[[ INFORMATION SHOWN open ]]
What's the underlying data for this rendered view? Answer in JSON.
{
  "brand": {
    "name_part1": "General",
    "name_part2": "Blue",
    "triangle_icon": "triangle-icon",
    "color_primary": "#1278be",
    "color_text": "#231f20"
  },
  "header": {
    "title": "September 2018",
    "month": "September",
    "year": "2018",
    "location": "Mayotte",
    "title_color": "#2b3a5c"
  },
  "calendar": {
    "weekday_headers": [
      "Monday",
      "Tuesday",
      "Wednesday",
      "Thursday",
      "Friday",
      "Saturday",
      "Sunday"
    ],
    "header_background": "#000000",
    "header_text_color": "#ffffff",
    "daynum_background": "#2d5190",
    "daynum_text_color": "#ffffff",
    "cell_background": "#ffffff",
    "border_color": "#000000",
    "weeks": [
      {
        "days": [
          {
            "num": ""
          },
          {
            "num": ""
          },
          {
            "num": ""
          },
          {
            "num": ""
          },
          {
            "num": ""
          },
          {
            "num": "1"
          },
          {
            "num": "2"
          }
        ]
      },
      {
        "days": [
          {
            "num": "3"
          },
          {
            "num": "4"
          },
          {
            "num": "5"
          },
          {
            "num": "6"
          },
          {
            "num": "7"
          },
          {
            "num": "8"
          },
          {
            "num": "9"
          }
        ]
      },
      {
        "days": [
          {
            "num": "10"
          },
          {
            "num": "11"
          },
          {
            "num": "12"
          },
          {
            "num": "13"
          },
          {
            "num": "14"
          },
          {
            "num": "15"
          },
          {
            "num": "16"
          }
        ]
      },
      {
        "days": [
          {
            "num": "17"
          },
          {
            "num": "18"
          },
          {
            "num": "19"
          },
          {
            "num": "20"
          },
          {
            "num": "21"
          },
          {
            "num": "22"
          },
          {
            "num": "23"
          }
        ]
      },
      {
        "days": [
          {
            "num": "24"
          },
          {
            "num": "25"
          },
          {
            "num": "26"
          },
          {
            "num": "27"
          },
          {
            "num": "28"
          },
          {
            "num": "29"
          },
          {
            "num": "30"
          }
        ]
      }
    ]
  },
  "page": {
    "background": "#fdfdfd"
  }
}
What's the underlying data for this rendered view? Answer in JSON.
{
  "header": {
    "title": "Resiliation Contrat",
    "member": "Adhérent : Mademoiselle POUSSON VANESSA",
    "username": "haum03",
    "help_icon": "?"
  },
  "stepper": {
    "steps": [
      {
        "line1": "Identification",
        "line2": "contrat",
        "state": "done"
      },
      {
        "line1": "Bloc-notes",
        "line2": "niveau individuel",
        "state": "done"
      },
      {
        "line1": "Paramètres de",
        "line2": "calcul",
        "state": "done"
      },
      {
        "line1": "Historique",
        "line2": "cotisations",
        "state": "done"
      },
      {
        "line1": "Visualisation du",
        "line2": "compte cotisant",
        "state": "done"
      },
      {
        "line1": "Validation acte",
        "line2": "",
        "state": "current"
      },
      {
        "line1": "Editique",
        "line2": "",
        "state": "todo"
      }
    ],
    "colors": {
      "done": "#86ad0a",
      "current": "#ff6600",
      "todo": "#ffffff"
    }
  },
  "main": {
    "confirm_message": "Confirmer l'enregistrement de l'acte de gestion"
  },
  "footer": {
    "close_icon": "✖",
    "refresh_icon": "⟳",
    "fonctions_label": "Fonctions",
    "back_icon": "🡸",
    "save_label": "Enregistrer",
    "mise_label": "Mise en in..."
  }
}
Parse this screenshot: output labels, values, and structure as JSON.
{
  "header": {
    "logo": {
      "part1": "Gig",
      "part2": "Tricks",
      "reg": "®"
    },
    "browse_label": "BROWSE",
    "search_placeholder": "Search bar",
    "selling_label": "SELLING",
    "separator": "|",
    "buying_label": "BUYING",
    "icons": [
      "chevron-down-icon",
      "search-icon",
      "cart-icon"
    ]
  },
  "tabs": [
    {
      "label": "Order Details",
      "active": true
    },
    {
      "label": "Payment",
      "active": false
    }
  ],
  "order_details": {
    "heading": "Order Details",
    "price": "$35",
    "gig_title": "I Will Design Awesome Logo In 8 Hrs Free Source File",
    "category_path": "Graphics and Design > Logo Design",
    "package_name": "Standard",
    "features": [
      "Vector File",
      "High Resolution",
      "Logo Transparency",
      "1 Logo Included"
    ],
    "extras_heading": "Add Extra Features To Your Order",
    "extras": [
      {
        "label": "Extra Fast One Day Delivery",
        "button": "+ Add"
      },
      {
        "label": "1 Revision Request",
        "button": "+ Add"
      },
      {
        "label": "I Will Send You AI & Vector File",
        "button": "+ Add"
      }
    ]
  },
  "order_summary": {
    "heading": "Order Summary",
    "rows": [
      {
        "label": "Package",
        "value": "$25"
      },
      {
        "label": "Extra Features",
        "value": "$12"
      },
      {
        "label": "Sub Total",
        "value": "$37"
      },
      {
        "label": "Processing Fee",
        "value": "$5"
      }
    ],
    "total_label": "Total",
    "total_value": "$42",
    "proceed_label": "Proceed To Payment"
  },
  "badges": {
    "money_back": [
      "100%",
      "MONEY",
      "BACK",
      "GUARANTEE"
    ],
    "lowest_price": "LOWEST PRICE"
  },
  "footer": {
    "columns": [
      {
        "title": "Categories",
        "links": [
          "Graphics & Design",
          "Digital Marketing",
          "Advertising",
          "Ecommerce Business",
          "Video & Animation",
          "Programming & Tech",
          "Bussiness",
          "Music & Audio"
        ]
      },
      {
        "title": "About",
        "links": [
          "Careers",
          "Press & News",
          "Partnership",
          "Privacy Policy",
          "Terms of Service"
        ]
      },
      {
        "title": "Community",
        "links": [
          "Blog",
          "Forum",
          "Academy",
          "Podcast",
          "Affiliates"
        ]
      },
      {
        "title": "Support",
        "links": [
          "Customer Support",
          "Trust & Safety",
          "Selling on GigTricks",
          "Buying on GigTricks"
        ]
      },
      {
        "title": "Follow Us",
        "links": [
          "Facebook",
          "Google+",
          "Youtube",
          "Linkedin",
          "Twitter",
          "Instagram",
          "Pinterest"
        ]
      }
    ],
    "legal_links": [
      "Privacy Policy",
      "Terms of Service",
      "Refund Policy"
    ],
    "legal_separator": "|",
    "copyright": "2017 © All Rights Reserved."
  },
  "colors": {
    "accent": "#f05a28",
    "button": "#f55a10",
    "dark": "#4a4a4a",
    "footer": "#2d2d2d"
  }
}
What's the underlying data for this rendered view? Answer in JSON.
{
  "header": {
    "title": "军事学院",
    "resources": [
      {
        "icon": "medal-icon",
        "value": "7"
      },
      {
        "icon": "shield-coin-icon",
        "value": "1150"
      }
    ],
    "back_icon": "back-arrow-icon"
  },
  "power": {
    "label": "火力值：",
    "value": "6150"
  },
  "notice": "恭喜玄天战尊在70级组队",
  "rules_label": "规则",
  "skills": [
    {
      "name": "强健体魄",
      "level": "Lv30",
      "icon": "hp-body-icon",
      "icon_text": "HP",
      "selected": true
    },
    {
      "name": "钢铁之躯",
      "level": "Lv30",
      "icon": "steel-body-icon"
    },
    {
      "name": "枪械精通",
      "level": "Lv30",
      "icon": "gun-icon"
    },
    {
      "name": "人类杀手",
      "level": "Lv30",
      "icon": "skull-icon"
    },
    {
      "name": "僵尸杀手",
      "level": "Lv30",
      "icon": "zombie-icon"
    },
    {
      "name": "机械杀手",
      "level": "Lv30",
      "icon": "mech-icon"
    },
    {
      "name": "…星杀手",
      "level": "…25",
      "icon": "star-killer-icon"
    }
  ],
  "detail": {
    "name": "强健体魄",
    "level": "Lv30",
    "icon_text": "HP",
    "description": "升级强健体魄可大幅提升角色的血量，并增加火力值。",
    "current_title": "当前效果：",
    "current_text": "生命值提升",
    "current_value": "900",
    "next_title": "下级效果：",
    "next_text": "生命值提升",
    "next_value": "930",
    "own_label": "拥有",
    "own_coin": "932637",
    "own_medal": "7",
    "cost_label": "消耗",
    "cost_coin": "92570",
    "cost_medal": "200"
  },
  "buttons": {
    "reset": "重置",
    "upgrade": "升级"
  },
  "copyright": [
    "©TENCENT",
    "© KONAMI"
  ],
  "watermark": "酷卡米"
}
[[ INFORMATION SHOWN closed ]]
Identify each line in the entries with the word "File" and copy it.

# [EXERCISE OUTPUT]
    "gig_title": "I Will Design Awesome Logo In 8 Hrs Free Source File",
      "Vector File",
        "label": "I Will Send You AI & Vector File",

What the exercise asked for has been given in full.